All that being said, being in the hospital sucks.

Your ass is constantly hanging out of your gown, they’ve got you on an IV for fluids so you have to pee every 2 hours, and the constant machine beeping due to my IV placement was a crazy-making. The nurse on my LAST DAY finally showed me how to reset the IV. Would’ve been helpful two days sooner!

But seriously, the staff at Kaiser are incredible. Every single person I encounter there is courteous, kind, and wants to help in any way they can. They kept apologizing that they couldn’t figure out where the fever was coming from.

They nailed down that everything was clear yesterday (April 18) and spoke with my oncologist, who mentioned that sometimes the chemo itself can cause fevers.

Well, hell.

I meet with him tomorrow, so we’ll go over what the plan is moving forward.

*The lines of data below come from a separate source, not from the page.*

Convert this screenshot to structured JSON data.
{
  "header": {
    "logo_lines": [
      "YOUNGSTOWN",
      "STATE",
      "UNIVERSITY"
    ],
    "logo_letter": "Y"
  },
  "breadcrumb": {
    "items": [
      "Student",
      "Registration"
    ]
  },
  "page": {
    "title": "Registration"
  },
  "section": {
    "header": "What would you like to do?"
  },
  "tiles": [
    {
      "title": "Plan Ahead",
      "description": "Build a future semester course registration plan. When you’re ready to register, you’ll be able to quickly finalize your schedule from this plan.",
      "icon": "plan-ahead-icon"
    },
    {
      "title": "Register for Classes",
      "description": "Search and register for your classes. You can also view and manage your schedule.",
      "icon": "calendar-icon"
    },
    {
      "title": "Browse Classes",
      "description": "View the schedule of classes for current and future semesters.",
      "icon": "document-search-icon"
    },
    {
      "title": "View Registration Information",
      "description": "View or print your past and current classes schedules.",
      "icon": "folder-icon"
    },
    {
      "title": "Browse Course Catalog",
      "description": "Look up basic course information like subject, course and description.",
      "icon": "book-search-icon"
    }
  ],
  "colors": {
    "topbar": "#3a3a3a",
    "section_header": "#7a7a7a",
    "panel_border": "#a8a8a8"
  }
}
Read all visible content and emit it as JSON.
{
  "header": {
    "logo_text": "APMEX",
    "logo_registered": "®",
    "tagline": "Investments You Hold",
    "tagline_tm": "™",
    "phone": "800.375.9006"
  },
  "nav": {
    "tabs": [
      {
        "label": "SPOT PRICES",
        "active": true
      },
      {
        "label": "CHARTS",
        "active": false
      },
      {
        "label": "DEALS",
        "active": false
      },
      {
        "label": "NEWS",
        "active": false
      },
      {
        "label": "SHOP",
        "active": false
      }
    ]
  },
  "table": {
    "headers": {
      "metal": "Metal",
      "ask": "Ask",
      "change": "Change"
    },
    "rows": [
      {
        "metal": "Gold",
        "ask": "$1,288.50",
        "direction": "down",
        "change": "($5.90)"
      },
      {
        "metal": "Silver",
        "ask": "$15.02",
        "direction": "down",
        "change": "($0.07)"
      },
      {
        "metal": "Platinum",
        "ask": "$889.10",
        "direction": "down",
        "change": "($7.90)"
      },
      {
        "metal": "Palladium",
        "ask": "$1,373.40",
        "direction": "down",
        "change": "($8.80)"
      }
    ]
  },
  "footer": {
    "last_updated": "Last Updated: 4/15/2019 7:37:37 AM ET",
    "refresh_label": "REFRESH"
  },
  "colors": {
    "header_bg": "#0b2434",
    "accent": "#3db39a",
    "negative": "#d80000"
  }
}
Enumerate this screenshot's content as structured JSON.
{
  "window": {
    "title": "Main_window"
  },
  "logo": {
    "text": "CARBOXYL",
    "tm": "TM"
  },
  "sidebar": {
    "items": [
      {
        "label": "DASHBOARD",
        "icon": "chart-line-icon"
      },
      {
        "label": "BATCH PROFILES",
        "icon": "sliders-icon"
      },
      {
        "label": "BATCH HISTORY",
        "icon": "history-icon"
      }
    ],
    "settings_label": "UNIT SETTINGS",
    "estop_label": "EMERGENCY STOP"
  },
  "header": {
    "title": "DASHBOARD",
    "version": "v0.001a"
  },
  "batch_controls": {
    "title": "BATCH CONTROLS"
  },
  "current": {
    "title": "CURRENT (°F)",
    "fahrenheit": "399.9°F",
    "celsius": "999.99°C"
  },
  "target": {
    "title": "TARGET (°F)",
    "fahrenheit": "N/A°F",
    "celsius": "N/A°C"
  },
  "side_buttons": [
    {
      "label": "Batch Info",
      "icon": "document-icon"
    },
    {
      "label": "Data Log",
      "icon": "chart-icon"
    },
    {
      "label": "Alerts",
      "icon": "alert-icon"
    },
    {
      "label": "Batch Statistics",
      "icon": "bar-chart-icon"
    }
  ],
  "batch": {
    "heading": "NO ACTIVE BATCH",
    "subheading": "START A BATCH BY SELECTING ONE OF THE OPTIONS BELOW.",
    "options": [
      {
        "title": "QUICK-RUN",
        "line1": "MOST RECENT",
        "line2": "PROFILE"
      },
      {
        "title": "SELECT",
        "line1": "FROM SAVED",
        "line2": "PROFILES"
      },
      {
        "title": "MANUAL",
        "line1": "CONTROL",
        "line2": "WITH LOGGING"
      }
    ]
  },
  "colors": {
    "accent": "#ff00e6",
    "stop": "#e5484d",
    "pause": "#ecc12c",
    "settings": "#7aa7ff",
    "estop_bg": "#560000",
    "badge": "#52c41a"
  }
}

I’ve already got my trusty thermometer to check my temp daily (98.9 today) and keep a better eye on that.

And now I’ve got 15 days off. Hoping for more energy as the days go by, but I’m glad to have made it through that latest ordeal. Leaving the hospital for home made me SO happy.

Shout out to my mother-in-law for staying with me both nights since Kenji had to be on the road by 5am both days, and that’s hard to do sleeping like shit in a hospital room where you aren’t the one in the bed. My support systems makes my cup runneth over.

So, we’re on our way back up! We’ll see what tomorrow’s appointment brings.

Sidenote: I’ll be adding new chemo times and visitation hours to the schedules soon! Be sure the check in and sign up if you’re able!